A colleague of mine sent me this email today. He mentioned about the dilemma which one of his client was facing. I have pasted his email below (I have changed some of the names to respect the confidentiality)
I needed some help on projecting Agile as compared to water fall. PQR product is getting implemented at ABC and ABC’s project head Dorothy is facing some challenge in motivating her team to work in Agile way, especially when it comes to UAT. I think it’s becoming hard for her to convince that ABC’s users can continue part testing for features released in UAT. ABC’s user’s team is more comfortable doing QA when complete product is rolled out for UAT. This approach will hamper implementation dead line (before <Month> 08 end). She was looking from us some kind of presentation / stats which clearly explains benefits of Agile over Waterfall and give some stats (if possible) on failed big projects using waterfall and successful agile ones.
Can we get some stats / figures etc around this request?
Having been in similar situations in the past, I can certainly understand Dorothy’s challenge. While I did respond back to my colleague (please see below), I thought about posting this email as a blog post to see if any of the readers out there can help Dorothy with their experiences and metrics. Also, I am sure there would have been many in Dorothy’s shoes and wanted to find out what they did to overcome the challenge. Please feel free to add your experiences in the comments section below this post.
My response to my colleague –
Software industry is littered with examples where the software failures (by failure I mean that it was not able to meet end-users needs) have occurred.

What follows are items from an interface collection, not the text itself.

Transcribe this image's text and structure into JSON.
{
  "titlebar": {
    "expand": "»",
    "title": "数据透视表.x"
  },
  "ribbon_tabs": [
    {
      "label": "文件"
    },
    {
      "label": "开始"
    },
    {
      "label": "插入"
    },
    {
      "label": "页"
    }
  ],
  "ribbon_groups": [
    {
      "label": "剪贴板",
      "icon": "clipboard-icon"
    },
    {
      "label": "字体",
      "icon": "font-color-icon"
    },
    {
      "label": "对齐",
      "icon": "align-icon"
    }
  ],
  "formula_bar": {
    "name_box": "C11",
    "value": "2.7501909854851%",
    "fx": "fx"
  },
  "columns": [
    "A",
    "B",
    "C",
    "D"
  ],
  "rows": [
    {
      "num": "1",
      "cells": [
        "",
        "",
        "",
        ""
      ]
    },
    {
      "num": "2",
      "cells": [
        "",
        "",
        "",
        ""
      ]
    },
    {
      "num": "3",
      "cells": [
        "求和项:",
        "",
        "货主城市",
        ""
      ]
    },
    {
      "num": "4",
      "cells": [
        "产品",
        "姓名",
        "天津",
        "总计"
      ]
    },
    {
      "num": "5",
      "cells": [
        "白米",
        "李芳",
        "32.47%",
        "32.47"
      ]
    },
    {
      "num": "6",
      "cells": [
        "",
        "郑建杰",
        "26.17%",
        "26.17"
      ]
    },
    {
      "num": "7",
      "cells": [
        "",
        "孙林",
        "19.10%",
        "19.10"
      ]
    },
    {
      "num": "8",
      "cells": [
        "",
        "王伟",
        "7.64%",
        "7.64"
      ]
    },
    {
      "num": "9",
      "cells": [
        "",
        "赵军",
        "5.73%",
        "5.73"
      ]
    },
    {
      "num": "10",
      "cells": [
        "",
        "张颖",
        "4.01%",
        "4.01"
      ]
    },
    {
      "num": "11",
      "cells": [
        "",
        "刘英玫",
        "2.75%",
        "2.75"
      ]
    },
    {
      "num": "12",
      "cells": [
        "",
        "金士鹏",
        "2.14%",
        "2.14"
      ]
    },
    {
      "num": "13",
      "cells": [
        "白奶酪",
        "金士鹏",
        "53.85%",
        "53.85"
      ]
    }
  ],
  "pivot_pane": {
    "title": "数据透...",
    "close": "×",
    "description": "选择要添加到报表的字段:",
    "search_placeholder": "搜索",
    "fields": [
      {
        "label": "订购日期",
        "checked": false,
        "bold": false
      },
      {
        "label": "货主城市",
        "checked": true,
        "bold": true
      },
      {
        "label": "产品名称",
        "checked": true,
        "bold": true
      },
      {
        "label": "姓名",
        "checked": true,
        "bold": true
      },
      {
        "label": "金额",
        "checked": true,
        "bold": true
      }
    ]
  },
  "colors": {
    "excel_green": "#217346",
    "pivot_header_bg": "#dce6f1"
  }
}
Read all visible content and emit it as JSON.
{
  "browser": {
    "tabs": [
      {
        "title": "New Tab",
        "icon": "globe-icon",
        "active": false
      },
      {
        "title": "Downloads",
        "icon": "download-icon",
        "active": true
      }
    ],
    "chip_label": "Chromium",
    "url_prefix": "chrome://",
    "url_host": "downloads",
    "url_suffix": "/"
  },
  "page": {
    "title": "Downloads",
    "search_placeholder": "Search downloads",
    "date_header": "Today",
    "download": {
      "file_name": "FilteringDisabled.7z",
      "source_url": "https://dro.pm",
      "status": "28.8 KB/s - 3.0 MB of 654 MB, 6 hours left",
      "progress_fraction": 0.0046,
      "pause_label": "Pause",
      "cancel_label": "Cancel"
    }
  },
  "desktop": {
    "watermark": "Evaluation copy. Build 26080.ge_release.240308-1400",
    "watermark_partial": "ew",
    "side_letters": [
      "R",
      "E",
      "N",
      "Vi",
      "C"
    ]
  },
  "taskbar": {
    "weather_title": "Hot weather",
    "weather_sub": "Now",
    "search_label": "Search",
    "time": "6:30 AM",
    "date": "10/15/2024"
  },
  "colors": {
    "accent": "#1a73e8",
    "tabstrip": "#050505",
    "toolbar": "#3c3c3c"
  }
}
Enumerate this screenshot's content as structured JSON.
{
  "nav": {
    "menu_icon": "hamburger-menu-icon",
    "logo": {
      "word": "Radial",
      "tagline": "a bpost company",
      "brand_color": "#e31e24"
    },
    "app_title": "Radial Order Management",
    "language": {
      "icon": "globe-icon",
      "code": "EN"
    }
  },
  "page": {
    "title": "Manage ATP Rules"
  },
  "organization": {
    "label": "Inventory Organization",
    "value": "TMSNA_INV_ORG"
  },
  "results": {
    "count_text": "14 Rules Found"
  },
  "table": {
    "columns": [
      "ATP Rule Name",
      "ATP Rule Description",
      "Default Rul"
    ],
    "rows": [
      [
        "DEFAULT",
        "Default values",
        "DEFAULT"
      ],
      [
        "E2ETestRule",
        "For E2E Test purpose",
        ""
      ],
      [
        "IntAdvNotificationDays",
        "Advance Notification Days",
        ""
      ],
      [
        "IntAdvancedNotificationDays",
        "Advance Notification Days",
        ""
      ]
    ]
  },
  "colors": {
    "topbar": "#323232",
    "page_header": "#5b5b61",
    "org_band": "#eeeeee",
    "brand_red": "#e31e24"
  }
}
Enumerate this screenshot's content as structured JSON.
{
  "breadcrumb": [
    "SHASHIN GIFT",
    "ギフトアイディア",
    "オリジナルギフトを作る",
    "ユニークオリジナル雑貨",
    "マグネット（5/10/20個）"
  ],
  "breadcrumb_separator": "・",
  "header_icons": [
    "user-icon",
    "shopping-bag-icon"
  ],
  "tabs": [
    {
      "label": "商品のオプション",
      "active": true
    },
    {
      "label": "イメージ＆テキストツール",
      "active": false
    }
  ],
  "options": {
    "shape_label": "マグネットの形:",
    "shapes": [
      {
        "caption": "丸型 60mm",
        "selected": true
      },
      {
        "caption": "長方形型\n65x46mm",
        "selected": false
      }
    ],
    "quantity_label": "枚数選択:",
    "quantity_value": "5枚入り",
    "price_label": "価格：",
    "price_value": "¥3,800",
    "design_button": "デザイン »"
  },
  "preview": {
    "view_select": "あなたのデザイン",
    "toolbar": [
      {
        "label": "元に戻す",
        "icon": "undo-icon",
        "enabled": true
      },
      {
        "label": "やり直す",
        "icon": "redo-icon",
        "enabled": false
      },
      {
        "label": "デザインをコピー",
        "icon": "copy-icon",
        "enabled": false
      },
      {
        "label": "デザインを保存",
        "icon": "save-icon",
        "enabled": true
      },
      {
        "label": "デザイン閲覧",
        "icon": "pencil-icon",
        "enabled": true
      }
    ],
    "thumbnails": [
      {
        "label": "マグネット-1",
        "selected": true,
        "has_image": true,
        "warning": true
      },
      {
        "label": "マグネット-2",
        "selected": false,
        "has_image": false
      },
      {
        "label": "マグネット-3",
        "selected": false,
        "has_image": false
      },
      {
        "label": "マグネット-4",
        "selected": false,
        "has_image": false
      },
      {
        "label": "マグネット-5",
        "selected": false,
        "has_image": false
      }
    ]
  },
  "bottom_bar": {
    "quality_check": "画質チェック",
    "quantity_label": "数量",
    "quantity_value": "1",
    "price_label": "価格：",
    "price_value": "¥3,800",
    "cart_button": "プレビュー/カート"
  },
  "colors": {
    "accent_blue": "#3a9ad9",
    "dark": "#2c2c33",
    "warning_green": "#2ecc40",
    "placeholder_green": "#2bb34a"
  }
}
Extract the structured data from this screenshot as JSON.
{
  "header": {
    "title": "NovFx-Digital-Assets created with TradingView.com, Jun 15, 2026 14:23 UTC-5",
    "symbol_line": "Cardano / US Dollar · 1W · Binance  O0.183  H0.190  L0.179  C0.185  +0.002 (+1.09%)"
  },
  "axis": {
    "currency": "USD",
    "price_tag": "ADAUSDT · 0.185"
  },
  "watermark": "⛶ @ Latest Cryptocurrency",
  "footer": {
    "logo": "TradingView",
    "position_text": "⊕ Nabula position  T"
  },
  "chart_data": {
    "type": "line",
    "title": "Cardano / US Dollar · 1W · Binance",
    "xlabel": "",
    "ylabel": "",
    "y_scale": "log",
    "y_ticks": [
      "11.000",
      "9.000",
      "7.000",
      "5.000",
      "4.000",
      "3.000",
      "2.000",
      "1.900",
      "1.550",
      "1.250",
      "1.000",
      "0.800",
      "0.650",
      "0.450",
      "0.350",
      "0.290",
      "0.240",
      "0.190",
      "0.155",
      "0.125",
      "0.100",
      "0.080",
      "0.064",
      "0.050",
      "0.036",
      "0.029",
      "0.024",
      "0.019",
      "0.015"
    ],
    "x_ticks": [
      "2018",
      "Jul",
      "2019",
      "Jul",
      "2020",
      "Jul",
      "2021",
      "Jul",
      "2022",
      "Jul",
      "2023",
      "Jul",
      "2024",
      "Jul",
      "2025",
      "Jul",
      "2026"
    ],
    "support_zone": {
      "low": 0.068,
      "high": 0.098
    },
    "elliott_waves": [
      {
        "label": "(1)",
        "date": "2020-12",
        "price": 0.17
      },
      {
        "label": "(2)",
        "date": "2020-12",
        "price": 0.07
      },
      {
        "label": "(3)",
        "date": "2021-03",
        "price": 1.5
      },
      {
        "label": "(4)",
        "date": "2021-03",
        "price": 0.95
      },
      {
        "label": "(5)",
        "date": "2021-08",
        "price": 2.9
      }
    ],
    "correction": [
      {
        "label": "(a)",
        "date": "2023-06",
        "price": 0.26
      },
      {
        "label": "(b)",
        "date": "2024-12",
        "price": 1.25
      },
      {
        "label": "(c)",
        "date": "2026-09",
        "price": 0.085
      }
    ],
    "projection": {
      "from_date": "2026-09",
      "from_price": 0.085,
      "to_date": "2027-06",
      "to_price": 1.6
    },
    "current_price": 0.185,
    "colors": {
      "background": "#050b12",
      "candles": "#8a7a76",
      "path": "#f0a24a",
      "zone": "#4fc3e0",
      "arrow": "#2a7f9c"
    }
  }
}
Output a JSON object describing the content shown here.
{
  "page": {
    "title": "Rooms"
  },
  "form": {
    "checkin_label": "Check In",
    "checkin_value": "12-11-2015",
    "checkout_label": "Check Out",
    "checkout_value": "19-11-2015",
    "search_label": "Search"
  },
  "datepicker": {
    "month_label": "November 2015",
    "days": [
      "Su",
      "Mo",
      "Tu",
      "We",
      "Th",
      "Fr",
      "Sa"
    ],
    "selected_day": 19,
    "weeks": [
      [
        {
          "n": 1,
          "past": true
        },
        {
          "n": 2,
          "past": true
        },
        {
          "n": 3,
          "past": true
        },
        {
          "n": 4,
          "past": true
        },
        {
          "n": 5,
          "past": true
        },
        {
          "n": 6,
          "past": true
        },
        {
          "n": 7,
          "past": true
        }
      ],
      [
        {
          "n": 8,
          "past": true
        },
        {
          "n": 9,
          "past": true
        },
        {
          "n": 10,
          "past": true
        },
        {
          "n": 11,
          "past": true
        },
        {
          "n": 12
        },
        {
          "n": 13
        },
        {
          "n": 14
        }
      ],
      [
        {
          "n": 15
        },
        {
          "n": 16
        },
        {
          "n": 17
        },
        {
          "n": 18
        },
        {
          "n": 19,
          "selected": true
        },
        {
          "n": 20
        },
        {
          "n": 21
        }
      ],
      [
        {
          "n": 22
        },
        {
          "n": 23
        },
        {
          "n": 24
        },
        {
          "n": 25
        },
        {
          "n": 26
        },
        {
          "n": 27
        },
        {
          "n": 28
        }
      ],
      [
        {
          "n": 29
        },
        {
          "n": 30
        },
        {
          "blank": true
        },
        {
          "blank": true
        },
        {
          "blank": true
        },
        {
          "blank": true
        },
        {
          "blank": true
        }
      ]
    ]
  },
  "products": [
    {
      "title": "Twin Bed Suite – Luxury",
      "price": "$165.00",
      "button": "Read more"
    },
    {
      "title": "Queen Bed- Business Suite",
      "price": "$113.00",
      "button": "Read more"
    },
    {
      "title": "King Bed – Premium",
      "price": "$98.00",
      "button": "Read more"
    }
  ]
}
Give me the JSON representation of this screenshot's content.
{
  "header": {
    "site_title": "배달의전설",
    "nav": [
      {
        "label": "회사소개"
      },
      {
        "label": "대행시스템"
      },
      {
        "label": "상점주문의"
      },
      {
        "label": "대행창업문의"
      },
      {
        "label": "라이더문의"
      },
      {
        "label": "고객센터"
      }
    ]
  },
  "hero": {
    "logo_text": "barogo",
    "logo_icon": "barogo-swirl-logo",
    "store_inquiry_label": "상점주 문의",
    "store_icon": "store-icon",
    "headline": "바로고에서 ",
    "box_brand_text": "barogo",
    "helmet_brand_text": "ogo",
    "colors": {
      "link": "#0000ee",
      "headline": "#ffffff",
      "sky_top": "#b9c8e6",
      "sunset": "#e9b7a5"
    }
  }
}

However, most of the time it is very difficult to say that the failure occurred because of waterfall or agile or any other similar methodology. IMO, failures are always because of certain risks which could not be mitigated at the proper time. This article at the link below shows a survey results which lists why project failures have occurred in the past. When you look at these risks, it is fair to say that Agile Methodology is better equipped to mitigate these risks as compared to Waterfall.
Coming to your point of metrics – I personally do not have the project failure/success metrics comparing Agile vs. Waterfall. I can certainly hypothetically speculate, however I do not think that is what Dorothy wants. If I can understand what she is trying to look for is to look for ways to mitigate the uncertainties associated with the implementation deadline. If she lists these risks down and plans to mitigate that, she will very clearly see and convince people that Agile is probably their best bet.
I am slightly going on a philosophical note here – unfortunately we engineers many a times fall into a debate of one vs. other – Agile vs. Waterfall, Java vs. .NET, and so on as if they were two religions. I think achieving the goals is important as compared to looking at the rewards associated with selecting one vs. the other.
While I do not have a ready presentation on Agile vs. Waterfall (there are plenty on internet though which you can point to though). However, I would be happy to show and explain how we (in GlobalLogic) do it in Agile if Dorothy is interested. Also, please do note that the way there is ‘bad waterfall’ there is ‘bad Agile’ also 😉
As I said in my email, the success and failures of a project are typically not because of a particular methodology – but how the methodology helps to manage and mitigate the risks associated with any projects. There are good and bad implementation of all the methodologies out there. In my experience, it is not in the best-health of the project to get into the debate of goodness of one approach vs. the others. We should leave it to the ‘academicial-minded‘ to do that. The key is to take the best of all the approaches which would mitigate all the risks associated with the project.